In seven patients clinically diagnosed to have SMA Type III patients, two (28%) patients showed deletion of SMN and/or NAIP genes [Figure 2]. The age of onset ranged from three to seven years. Of the seven SMA Type IV patients, none showed deletions of the SMN exons [Figure 2].
SMA was first recognized as a distinct entity about 115 years ago, with the nearly simultaneous clinicopathologic descriptions of Werdnig and Hoffman. ,, SMA is one of the most frequent serious genetic disorders in children with an estimated birth prevalence of 1 in 10,000 births and a carrier frequency of 1 in 45 individuals.  In our study, SMA Type I was uniformly defined by an onset before six months with severe weakness; however by genetic analysis only 43% showed the deletion. Among the SMA Type II cases a higher number of patients demonstrated the deletion.
Classification on the basis of clinical findings does not always permit unambiguous sub-grouping since the disease has phenotypic similarities with other childhood/floppy infant syndromes.  Molecular diagnosis of childhood proximal SMA has been possible after the discovery of the SMN gene. , Deletions of Exons 7 and 8 of the SMN gene occur in 98.6% and 93.0% of patients respectively, independent of the disease severity.  NAIP is disrupted in 45% of patients with Type I disease and in 18% of SMA II and III individuals and is thought to contribute to the severity of this disorder. 

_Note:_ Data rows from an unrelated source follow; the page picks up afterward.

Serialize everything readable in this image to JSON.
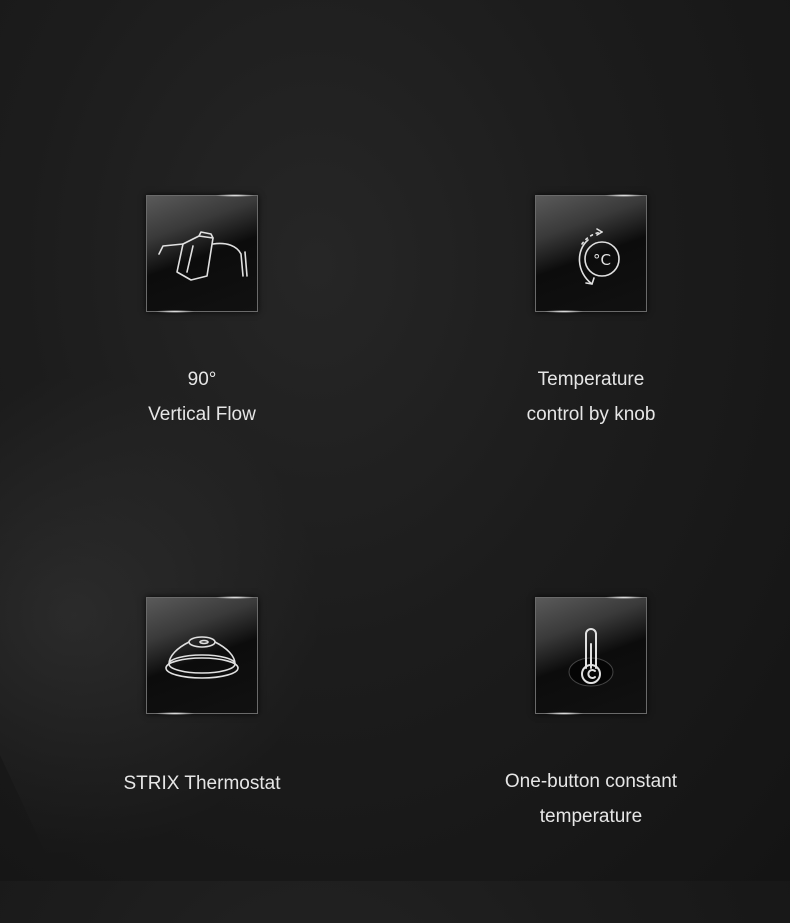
{
  "features": [
    {
      "icon": "gooseneck-kettle-icon",
      "line1": "90°",
      "line2": "Vertical Flow"
    },
    {
      "icon": "temperature-knob-icon",
      "line1": "Temperature",
      "line2": "control by knob",
      "icon_text": "°C"
    },
    {
      "icon": "thermostat-icon",
      "line1": "STRIX Thermostat"
    },
    {
      "icon": "thermometer-button-icon",
      "line1": "One-button constant",
      "line2": "temperature"
    }
  ],
  "colors": {
    "background": "#1c1c1c",
    "text": "#e6e6e6",
    "icon_stroke": "#e0e0e0"
  }
}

The study by Labrum et al. , reported a SMN1 deletion rate of 51% among the South African SMA population.  In a recent study by Dastur et al. , from India, a deletion rate for SMN1 of around 73% in Type I and 26% in Type II SMA has been reported.  Dua et al ., in a study from North India reported deletions of the SMN1 gene in 50% of cases.  In another study by Kesari et al. , from northern India, a homozygous deletion rate of 76% in SMA patients was demonstrated.  In our study, the total rate of deletions in SMA Type I and II patients, accounted for around 47.8%. Biopsies were done in 14 patients which showed neurogenic process. Among the 16 SMA Type I patients, eight showed neurogenic process on muscle biopsy and three of these demonstrated deletions in the SMN and/or NAIP genes. Of the four Type II patients with neurogenic process on muscle biopsy, three of them showed deletions of the SMN and/or NAIP genes.
In a study with adult onset SMA, the SMN gene was found to be deleted in all patients. These authors propose that there is genetic homogeneity between the clinically diverse adult onset form and childhood forms of the disease.  However, in our study the seven patients with adult onset SMA showed no deletions of the SMN or NAIP genes.

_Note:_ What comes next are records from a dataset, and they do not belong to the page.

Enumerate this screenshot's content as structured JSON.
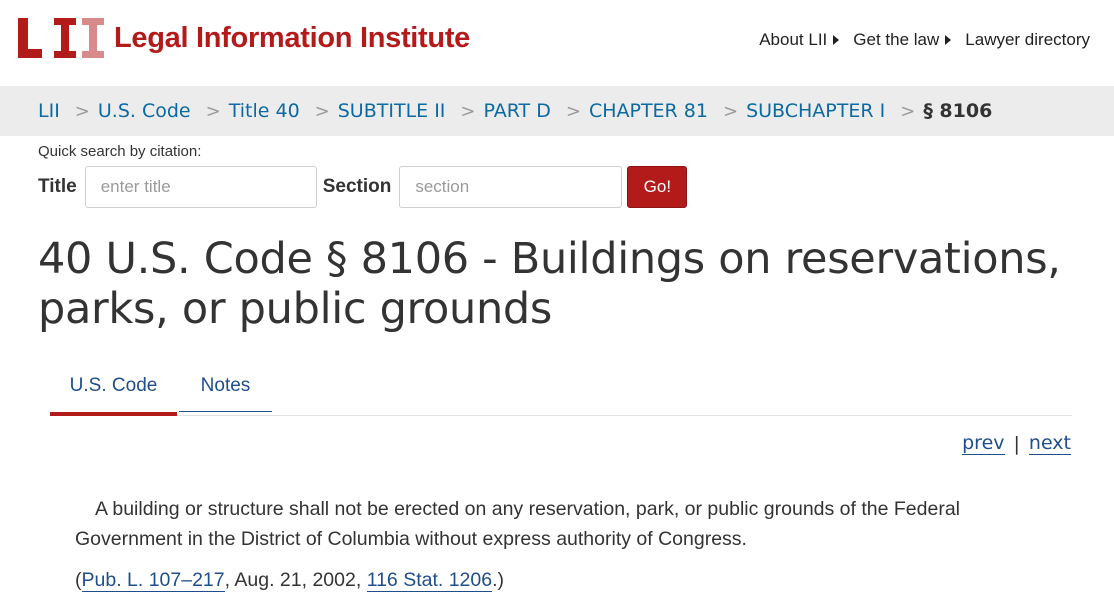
{
  "header": {
    "logo_text": "Legal Information Institute",
    "logo_mark_text": "LII",
    "brand_color": "#b31b1b",
    "nav": [
      {
        "label": "About LII",
        "icon": "caret-right-icon"
      },
      {
        "label": "Get the law",
        "icon": "caret-right-icon"
      },
      {
        "label": "Lawyer directory"
      }
    ]
  },
  "breadcrumb": {
    "separator": ">",
    "items": [
      "LII",
      "U.S. Code",
      "Title 40",
      "SUBTITLE II",
      "PART D",
      "CHAPTER 81",
      "SUBCHAPTER I"
    ],
    "current": "§ 8106"
  },
  "quick_search": {
    "label": "Quick search by citation:",
    "title_label": "Title",
    "title_placeholder": "enter title",
    "section_label": "Section",
    "section_placeholder": "section",
    "go_label": "Go!"
  },
  "page": {
    "title": "40 U.S. Code § 8106 - Buildings on reservations, parks, or public grounds"
  },
  "tabs": [
    {
      "label": "U.S. Code",
      "active": true
    },
    {
      "label": "Notes",
      "active": false
    }
  ],
  "pager": {
    "prev": "prev",
    "separator": "|",
    "next": "next"
  },
  "content": {
    "text": "A building or structure shall not be erected on any reservation, park, or public grounds of the Federal Government in the District of Columbia without express authority of Congress.",
    "citation_open": "(",
    "citation_link_1": "Pub. L. 107–217",
    "citation_mid": ", Aug. 21, 2002, ",
    "citation_link_2": "116 Stat. 1206",
    "citation_close": ".)"
  }
}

An attempt was made to correlate the pathological and genetic findings. However, it did not demonstrate a direct correlation in all; this could be due to mutations or gene conversions that are being reported to cause SMA. These iatrogenic mutations and gene conversions could also be a possible explanation for the low rates of detected deletions in our study. It is also possible that particularly among the SMA Type I patients there could have been non-SMA floppy infant cases included as clinical assessment was utilized in the majority. The current diagnostic method of SMA is predominantly by the use of invasive techniques like muscle biopsy which is not a preferred method of diagnosis for infants. The advantage of using the PCR method for diagnostics is that it is convenient and noninvasive and could be preferred in infants and young children. Further, this method of genetic testing can be used in conjunction with other markers for prenatal diagnosis.
The authors acknowledge the Indian Council of Medical Research (ICMR), New Delhi for financial support extended to the 'Central Molecular Genetics Laboratory for Neurology and Psychiatry'.
[Figure 1A], [Figure 1B], [Figure 2]